[[ Record extracts open ]]

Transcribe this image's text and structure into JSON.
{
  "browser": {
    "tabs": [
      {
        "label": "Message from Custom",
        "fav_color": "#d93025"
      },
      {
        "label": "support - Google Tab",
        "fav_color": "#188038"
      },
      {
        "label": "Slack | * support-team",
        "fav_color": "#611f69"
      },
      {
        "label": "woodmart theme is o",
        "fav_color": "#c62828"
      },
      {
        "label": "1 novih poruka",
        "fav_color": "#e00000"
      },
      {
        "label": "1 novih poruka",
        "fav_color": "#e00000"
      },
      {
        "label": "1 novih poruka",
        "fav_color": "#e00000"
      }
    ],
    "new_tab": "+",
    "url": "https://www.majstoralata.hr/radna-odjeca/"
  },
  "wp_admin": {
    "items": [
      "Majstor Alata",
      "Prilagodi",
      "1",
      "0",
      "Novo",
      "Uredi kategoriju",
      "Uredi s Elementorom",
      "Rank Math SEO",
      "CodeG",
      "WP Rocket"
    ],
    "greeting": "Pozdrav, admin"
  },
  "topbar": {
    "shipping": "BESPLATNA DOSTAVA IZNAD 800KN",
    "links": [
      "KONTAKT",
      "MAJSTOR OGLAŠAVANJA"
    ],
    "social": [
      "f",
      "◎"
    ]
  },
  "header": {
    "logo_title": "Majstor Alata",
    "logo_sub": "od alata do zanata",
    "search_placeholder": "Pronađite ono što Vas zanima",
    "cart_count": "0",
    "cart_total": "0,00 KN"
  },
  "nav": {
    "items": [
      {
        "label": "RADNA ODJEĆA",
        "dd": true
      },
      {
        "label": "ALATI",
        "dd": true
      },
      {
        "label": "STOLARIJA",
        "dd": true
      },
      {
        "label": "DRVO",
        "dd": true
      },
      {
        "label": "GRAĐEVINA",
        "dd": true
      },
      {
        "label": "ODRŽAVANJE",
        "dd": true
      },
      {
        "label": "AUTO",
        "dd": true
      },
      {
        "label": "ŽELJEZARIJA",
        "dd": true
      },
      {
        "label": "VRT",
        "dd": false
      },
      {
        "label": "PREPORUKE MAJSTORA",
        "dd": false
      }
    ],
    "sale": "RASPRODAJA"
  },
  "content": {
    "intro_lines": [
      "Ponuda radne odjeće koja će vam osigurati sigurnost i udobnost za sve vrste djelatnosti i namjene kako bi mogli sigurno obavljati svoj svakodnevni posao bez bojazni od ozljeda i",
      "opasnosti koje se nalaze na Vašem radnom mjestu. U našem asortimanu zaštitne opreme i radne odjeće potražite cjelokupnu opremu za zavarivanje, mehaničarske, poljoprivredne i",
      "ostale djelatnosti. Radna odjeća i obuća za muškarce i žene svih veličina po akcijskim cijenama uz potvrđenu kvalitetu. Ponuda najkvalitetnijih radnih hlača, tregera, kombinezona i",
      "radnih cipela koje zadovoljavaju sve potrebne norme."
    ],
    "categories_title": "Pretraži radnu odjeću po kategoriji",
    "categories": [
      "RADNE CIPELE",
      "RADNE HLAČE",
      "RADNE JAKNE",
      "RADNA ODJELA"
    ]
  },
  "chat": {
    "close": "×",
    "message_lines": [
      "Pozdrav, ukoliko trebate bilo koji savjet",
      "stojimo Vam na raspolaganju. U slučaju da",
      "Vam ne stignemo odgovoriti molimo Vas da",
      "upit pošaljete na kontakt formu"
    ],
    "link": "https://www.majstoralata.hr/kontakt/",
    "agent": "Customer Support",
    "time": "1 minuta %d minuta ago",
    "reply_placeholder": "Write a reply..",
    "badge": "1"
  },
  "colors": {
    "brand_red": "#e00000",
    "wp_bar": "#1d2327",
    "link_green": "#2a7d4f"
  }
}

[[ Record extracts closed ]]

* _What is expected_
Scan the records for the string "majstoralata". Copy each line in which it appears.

* _Answer box_
    "url": "https://www.majstoralata.hr/radna-odjeca/"
    "link": "https://www.majstoralata.hr/kontakt/",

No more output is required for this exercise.